  5. Leaking Water Lines: It should be understood that a leaking water pipe would reduce your water pressure. Depending on the leaks location, it could cause low water pressure in a specific area or the entire home. If you suspect your low water pressure problem is related to a plumbing leak, contact you plumbing contractor immediately. Leaking plumbing can cause serious damage to your home and launch your water bill into orbit.

For answers to your questions, contact The Pink Plumber today.

Shower Valve Replacement: Do I Have to Replace the Tile?

Saturday, September 10th, 2016

Shower valve replacement is an unfortunate circumstance many homeowners often face. The repair could result from a leak or simply a worn out vavle. When ignored, a leaking shower valve, no matter how small the leak, can lead to additional home repairs as well as mold and mildew growth. Many homeowners fret over a shower valve repair and assume they are facing major tile replacement and costs. While the possibility of major tile repair certainly exists, many shower valve leaks can be addressed with minimal damage to existing tile. The post below will point out the ramifications of a leaking shower valve as well as what you can expect during a repair.

What is a Shower Valve? A shower valve is a device inside the control wall of your shower that allows you to mix both the hot and cold water to your desired temperature by turning its handle or knob. Also, referred to as a mixing, diverter or control valve, the device connects to the hot and cold water supply line, the showerhead and tub faucet when applicable. These connection points are often the areas that develop a leak.

What Happens When they Leak? A leaking shower valve can wreak havoc on your interior walls, sub walls, flooring, baseboard and cabinetry just like any other leaking fixture. In addition, the leak can weaken the sub wall-studs and underlayment which as we know, supports your tile. Since the shower valve is inside the wall, the leak often goes unnoticed until it is too late and the damage is already done.

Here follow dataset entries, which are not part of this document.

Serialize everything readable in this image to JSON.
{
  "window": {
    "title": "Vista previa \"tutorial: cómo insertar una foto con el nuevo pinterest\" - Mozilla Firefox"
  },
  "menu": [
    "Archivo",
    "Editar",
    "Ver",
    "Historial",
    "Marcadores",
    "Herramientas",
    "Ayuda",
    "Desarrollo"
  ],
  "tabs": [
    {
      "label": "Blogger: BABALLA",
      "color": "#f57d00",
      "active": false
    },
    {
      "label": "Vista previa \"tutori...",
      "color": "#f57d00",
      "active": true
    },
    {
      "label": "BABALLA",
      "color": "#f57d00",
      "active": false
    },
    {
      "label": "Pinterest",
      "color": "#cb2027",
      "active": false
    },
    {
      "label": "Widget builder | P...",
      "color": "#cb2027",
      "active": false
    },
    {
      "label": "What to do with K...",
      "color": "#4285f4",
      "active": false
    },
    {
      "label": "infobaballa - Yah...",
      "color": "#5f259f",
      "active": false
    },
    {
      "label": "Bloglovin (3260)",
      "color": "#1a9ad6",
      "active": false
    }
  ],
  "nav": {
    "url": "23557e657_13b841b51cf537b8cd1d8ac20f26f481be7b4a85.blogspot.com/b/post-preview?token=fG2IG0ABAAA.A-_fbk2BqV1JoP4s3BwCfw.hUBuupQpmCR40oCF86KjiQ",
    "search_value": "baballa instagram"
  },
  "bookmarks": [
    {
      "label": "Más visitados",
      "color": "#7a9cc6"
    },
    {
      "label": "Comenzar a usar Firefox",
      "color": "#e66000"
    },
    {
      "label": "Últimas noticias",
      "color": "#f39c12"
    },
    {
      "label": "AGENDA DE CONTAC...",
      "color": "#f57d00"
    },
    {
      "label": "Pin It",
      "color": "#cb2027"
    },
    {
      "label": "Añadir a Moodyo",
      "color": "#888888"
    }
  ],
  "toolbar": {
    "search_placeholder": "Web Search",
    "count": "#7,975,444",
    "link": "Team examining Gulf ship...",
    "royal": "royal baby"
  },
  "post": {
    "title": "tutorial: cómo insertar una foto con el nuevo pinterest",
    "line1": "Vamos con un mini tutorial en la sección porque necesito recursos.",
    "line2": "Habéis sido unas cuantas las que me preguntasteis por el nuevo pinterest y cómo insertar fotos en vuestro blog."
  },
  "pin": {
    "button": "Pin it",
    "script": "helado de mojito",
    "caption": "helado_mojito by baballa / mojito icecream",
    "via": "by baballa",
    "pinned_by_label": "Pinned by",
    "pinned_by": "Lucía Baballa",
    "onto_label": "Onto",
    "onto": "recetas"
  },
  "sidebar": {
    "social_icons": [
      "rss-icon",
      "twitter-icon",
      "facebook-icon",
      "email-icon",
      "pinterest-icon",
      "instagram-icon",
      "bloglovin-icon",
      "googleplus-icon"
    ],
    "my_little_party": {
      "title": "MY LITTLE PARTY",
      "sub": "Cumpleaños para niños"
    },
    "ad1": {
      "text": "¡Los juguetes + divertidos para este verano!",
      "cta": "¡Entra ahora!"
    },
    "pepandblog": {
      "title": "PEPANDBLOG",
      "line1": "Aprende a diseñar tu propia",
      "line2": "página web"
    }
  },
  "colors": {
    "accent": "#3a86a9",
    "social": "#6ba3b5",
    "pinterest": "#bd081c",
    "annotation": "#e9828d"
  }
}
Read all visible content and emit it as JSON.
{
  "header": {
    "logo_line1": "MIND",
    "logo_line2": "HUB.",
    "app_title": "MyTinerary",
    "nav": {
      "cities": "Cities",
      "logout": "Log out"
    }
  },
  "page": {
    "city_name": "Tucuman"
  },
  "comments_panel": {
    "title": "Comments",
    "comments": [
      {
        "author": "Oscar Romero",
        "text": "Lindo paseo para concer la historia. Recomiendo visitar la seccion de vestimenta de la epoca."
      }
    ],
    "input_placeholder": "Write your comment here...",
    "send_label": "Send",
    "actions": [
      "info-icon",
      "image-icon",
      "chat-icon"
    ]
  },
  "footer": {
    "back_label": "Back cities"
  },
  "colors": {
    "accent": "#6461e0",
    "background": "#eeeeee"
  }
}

Does the Repair Require Tile Replacement? Upon arrival, your plumbing contractor will assess the situation and determine the best point of entry for shower valve replacement or repair. If you are fortunate, your shower control wall will be adjacent to a wall that allows the plumber to access it by simply cutting the drywall on its opposite side. If this option is not available, the plumber will have to access the valve from the tiled side of the control wall. This may require some cutting or removal of the tile around the shower valve opening to access the leak. While your plumber will take great care to cut or remove only enough tile as necessary, you could face some minor tile repair depending on the size of the opening. Most tile repairs under these circumstances can be addressed by installing an oversized escutcheon to cover the larger opening in the tiled wall. However, severe access limitations may require a larger opening in the wall that a larger escutcheon would not cover. Under these circumstances, you can expect a minor tile repair or replacement.

Due to recent climate concerns and global warming, awareness has risen for the importance of water conversation and energy efficiency. If you discover a leak in your home, no matter how small, contact your plumbing contractor immediately.

For answers to your questions, contact The Pink Plumber today.